|Cooperative Classification||H05B3/36, H05B2203/017, H05B2203/026, H05B2203/011|
|Oct 18, 2002||AS||Assignment|
Owner name: POLYOHM AB, SWEDEN
Free format text: ASSIGNMENT OF ASSIGNORS INTEREST;ASSIGNORS:EK, ULF;GUSTAFSSON, CLAES-GORAN;KANGASSALO, KAI;REEL/FRAME:013399/0216;SIGNING DATES FROM 20020910 TO 20020918
|Jan 5, 2007||AS||Assignment|
Owner name: INTELLIOHM AB, SWEDEN
Free format text: ASSIGNMENT OF ASSIGNORS INTEREST;ASSIGNOR:POLYOHM AB;REEL/FRAME:018720/0952
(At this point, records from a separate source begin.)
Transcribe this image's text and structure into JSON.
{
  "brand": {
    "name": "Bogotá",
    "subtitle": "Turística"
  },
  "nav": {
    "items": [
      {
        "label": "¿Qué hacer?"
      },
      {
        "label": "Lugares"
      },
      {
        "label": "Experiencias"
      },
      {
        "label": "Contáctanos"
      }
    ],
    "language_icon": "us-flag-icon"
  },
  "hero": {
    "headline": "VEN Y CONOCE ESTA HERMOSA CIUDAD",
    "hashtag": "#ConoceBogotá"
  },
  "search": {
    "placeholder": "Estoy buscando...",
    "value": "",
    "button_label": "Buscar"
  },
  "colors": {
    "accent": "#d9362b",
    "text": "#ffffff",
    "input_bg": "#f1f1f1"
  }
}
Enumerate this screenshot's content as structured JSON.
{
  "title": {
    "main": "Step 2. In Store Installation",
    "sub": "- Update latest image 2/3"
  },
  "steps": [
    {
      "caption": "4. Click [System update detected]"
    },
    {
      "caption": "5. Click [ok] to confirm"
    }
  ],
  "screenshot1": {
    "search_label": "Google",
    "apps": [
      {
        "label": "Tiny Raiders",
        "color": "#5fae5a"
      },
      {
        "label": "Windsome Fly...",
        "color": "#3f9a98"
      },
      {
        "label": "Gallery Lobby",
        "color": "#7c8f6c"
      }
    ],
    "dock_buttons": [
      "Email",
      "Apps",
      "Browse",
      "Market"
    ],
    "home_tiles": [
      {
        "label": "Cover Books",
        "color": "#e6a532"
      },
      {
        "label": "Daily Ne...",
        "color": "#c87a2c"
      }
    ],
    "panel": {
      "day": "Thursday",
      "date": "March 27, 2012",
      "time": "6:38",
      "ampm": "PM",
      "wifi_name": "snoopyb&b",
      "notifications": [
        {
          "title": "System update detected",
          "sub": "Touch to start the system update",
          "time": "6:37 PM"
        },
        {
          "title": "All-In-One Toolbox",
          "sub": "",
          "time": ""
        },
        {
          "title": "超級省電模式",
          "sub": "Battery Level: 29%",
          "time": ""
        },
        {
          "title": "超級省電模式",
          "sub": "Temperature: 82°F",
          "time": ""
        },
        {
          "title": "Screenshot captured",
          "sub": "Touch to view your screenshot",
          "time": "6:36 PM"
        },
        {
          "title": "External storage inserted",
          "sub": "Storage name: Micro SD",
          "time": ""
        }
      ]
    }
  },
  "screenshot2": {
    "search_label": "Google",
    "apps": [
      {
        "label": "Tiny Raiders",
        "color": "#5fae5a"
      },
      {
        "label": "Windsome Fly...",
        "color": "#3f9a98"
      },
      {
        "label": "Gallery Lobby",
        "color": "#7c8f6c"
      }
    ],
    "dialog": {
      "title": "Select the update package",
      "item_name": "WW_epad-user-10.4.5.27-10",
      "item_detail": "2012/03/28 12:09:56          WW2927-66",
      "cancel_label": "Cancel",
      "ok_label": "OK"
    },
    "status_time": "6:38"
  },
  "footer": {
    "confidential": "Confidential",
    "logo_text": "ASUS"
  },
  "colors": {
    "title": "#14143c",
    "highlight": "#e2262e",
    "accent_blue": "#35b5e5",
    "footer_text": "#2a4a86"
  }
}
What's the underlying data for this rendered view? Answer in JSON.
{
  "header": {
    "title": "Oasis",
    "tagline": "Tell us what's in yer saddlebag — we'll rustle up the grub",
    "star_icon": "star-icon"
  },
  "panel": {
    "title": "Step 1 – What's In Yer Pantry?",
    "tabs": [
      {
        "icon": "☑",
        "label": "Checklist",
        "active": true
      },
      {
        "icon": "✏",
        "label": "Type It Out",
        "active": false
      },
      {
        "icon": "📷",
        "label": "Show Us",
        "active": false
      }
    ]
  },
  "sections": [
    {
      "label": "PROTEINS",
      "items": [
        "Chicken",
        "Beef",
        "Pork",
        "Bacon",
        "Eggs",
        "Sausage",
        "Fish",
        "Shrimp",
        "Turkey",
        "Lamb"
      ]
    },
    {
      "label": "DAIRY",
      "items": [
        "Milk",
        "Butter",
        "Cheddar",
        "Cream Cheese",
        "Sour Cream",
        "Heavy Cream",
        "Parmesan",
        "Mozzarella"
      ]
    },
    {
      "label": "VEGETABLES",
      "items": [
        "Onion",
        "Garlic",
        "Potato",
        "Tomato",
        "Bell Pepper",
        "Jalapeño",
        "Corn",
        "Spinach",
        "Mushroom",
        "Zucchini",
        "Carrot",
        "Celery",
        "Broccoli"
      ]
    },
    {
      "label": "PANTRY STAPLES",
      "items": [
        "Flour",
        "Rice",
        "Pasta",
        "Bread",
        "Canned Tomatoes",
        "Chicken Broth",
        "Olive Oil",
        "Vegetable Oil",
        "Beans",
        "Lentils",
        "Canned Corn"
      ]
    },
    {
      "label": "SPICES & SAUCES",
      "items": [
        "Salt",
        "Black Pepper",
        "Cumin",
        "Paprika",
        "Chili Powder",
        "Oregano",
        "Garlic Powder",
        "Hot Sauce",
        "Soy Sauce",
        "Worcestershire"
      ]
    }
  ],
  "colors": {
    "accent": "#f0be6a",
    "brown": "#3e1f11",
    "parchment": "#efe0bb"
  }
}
Effective date: 20061024
|Oct 28, 2007||FPAY||Fee payment|
Year of fee payment: 4
|Jan 2, 2012||REMI||Maintenance fee reminder mailed|
|May 18, 2012||LAPS||Lapse for failure to pay maintenance fees|
|Jul 10, 2012||FP||Expired due to failure to pay maintenance fee|
Effective date: 20120518